**YOUR ASSIGNMENT:** Each line of the records that follow must come back exactly, with pictures skipped.

** Opening DATA TO USE block **

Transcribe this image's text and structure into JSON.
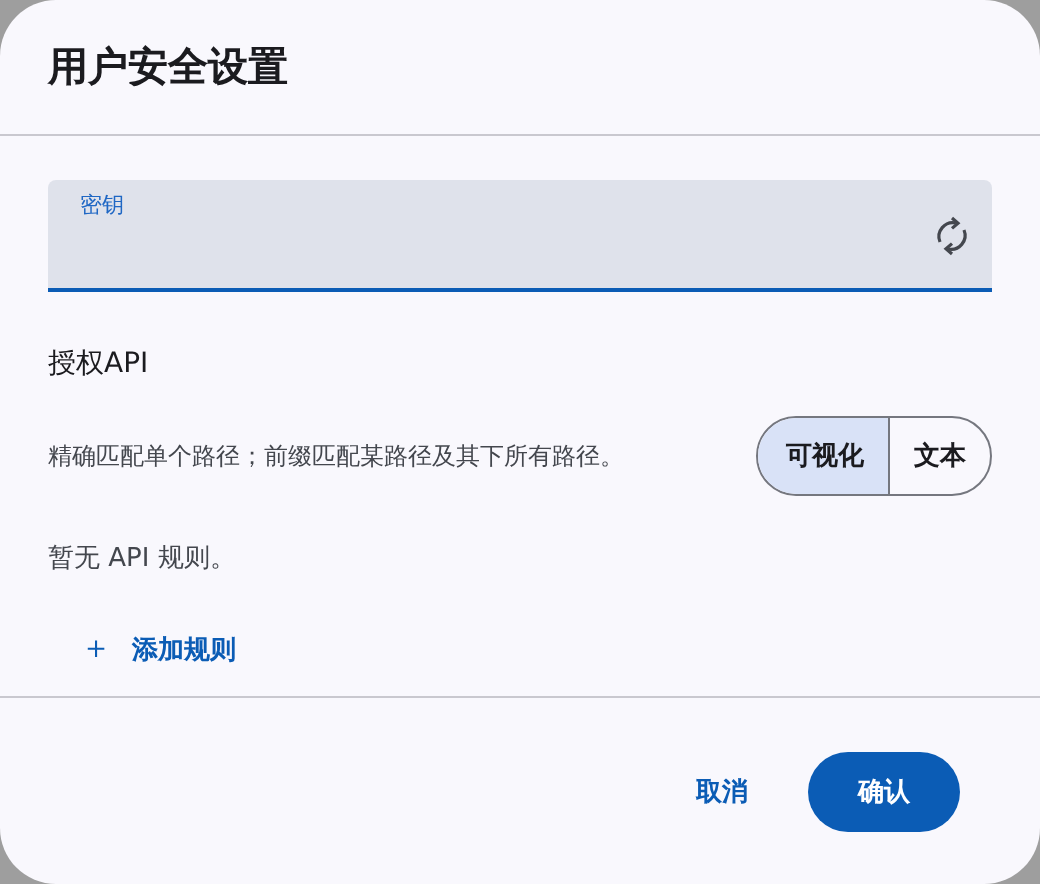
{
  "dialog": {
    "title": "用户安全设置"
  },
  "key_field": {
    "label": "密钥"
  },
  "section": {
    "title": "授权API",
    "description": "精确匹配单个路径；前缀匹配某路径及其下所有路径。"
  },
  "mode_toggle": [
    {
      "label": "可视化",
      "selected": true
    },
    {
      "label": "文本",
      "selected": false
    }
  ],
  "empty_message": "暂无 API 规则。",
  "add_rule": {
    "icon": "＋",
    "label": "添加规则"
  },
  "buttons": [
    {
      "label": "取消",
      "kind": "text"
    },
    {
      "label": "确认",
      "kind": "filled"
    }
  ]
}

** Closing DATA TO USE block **

**ANSWER TO THIS TASK:**
Transcribe this image's text and structure into JSON.
{
  "dialog": {
    "title": "用户安全设置"
  },
  "key_field": {
    "label": "密钥"
  },
  "section": {
    "title": "授权API",
    "description": "精确匹配单个路径；前缀匹配某路径及其下所有路径。"
  },
  "mode_toggle": [
    {
      "label": "可视化",
      "selected": true
    },
    {
      "label": "文本",
      "selected": false
    }
  ],
  "empty_message": "暂无 API 规则。",
  "add_rule": {
    "icon": "＋",
    "label": "添加规则"
  },
  "buttons": [
    {
      "label": "取消",
      "kind": "text"
    },
    {
      "label": "确认",
      "kind": "filled"
    }
  ]
}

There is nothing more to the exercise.